**Your goal:**
Go through the records and report each line holding the string "userPwd".

== Segment start ==

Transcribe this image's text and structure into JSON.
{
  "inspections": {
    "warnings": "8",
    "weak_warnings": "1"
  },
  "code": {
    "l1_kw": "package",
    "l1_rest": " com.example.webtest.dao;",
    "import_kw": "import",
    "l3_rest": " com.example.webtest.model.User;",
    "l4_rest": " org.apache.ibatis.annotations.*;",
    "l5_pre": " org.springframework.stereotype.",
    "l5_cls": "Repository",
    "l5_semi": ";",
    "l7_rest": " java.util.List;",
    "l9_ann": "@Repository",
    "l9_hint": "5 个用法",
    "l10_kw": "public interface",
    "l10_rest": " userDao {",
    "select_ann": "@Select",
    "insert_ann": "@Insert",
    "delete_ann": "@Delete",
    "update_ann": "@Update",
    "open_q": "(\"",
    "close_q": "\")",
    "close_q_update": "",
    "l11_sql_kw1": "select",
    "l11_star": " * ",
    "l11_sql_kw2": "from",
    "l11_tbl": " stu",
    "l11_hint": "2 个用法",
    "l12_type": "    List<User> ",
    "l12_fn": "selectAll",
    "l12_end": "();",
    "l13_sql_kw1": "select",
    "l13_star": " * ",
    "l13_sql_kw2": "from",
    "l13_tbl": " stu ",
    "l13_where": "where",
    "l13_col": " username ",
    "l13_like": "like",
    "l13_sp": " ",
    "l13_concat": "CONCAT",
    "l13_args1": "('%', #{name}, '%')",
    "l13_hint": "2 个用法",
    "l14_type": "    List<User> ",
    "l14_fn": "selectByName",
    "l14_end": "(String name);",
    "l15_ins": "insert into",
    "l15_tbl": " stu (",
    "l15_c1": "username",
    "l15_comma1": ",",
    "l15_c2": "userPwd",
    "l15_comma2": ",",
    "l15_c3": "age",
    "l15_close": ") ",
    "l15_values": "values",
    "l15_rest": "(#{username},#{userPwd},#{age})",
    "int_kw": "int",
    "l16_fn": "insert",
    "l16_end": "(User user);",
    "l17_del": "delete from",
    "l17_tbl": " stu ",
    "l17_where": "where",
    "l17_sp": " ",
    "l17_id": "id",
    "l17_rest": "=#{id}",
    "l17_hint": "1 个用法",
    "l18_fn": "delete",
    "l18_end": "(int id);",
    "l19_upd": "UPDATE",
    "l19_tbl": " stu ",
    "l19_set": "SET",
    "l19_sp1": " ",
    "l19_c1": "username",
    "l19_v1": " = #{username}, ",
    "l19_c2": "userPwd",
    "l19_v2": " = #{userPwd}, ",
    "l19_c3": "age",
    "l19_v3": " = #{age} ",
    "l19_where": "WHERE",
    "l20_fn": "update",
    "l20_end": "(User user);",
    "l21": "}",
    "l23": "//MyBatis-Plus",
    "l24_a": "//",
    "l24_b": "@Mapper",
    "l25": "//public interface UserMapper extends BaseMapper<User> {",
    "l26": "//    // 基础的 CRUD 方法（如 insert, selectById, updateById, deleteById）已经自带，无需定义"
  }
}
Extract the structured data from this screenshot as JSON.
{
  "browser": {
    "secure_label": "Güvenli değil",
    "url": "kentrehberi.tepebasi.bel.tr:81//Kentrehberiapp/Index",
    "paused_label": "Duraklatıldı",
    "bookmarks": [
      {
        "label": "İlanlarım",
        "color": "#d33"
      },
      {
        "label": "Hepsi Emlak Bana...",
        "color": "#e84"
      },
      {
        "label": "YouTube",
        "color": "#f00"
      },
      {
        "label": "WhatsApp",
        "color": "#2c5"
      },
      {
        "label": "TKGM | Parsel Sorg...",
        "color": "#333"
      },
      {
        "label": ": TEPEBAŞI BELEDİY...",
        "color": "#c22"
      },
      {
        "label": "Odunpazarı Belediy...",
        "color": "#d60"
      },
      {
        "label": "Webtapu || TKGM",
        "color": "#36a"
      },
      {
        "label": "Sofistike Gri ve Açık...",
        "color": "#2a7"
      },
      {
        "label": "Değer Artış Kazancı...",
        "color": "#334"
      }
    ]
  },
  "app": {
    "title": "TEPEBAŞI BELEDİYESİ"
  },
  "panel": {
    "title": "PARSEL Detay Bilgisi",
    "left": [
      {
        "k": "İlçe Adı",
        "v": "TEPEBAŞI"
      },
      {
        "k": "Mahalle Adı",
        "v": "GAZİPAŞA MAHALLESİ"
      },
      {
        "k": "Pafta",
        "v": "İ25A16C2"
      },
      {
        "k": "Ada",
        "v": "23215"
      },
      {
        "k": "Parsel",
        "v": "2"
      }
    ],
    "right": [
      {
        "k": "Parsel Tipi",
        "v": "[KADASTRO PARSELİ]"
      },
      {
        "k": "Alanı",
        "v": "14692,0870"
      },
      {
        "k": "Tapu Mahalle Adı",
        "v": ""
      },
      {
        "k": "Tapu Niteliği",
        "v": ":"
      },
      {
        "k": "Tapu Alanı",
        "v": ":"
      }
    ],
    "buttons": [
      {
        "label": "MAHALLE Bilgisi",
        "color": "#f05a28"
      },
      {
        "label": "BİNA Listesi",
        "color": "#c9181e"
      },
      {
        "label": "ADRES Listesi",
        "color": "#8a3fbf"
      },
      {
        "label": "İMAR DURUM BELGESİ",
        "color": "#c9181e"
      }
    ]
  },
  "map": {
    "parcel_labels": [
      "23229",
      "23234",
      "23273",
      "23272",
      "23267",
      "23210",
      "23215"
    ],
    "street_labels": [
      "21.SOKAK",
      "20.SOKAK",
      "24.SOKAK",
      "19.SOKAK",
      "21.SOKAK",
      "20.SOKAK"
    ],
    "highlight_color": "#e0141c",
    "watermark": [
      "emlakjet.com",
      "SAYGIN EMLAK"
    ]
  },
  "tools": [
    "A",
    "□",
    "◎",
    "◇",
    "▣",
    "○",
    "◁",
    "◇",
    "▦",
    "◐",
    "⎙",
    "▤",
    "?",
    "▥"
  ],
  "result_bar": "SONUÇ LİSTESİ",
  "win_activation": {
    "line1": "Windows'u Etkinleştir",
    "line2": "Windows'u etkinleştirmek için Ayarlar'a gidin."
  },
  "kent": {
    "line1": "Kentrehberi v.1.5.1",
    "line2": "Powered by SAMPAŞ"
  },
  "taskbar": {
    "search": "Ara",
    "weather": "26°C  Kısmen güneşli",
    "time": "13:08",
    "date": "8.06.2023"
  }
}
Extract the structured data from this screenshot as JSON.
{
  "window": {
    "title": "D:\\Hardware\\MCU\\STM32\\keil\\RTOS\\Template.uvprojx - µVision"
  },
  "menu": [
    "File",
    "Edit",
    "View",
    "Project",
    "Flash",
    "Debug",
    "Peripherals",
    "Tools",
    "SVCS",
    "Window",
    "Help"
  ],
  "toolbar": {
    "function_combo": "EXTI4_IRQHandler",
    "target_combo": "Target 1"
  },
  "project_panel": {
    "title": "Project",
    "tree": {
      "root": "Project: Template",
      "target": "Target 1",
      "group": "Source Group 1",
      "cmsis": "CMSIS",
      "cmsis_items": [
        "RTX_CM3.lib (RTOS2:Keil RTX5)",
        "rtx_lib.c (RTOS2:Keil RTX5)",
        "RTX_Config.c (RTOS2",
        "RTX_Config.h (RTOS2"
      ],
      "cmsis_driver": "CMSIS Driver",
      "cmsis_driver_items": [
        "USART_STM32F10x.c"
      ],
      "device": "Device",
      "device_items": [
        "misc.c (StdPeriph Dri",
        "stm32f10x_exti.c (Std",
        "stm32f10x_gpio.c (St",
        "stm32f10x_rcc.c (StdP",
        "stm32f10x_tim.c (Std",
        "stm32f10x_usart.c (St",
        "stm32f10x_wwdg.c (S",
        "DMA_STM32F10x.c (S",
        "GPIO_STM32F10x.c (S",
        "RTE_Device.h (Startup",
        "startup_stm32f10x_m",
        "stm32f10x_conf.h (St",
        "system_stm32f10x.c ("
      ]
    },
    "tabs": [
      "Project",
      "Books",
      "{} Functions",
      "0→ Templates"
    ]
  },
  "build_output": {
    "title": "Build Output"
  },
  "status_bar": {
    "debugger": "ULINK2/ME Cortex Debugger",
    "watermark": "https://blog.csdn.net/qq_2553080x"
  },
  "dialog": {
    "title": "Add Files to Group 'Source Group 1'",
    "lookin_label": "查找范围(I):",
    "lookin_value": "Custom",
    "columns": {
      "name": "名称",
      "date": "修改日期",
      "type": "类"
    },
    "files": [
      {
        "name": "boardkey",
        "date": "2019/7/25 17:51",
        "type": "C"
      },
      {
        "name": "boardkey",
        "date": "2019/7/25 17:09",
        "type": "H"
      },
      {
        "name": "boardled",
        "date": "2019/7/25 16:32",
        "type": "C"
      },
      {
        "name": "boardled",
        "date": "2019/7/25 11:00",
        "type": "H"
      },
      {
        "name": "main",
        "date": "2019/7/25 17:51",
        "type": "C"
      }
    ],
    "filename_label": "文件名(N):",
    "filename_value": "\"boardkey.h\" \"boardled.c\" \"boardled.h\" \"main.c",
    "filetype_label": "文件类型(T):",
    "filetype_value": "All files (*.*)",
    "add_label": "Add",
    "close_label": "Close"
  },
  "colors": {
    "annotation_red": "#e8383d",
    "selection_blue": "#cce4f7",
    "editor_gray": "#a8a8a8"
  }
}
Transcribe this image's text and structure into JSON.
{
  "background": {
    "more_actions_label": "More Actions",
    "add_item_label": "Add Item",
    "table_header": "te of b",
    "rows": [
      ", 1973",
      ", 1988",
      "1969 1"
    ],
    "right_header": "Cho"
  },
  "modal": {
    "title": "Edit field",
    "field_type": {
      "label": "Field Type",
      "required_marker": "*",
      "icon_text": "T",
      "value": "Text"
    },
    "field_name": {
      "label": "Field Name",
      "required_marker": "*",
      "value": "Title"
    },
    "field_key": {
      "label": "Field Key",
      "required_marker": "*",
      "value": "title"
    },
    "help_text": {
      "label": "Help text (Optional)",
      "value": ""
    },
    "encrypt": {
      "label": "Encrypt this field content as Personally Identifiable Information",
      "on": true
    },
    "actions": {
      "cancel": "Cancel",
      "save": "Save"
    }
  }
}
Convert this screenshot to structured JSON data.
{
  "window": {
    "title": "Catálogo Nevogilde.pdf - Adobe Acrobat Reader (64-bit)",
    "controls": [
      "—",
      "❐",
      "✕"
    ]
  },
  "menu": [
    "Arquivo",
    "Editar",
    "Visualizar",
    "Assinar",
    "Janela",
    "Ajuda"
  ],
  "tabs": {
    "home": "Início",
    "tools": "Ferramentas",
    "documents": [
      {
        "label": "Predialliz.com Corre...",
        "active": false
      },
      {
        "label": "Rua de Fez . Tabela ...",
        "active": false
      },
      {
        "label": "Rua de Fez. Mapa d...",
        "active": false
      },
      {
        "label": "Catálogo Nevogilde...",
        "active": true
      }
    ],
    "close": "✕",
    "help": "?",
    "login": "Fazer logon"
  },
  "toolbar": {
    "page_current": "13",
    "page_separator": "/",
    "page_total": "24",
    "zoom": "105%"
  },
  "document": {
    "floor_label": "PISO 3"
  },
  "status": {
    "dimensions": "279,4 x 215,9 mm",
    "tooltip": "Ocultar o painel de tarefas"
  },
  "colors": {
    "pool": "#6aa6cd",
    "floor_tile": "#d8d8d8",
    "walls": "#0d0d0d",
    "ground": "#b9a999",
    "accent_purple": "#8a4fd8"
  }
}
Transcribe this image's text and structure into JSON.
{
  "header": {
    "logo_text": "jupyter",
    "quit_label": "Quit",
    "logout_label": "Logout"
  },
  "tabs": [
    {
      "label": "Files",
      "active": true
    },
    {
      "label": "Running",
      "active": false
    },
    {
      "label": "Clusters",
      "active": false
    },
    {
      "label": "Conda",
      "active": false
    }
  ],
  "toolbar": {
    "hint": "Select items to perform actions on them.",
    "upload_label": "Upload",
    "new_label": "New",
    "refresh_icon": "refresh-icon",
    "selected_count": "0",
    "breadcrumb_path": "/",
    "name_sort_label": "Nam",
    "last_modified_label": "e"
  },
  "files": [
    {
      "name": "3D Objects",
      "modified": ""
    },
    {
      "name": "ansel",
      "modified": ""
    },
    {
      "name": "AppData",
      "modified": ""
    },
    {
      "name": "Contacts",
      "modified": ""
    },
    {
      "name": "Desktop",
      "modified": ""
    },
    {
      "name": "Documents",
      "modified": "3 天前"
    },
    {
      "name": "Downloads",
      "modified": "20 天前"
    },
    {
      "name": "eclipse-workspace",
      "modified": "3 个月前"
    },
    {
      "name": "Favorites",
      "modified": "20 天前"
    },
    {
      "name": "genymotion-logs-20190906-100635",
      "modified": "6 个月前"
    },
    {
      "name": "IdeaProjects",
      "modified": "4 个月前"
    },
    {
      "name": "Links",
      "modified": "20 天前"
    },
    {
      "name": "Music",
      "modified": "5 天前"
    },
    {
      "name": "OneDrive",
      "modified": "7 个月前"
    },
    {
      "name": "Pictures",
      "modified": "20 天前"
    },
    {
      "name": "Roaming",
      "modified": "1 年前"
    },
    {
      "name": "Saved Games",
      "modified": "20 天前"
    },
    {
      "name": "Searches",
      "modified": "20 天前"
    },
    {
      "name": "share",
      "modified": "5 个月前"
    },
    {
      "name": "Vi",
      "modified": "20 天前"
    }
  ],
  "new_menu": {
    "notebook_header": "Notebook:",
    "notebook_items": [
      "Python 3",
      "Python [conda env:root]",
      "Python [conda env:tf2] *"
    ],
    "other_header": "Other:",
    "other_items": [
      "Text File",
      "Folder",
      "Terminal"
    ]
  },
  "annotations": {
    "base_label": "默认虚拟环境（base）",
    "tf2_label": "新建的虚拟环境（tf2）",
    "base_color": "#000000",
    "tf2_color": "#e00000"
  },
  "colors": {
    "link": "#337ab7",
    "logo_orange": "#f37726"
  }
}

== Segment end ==

**Your response:**
    "l15_c2": "userPwd",
    "l15_rest": "(#{username},#{userPwd},#{age})",
    "l19_c2": "userPwd",
    "l19_v2": " = #{userPwd}, ",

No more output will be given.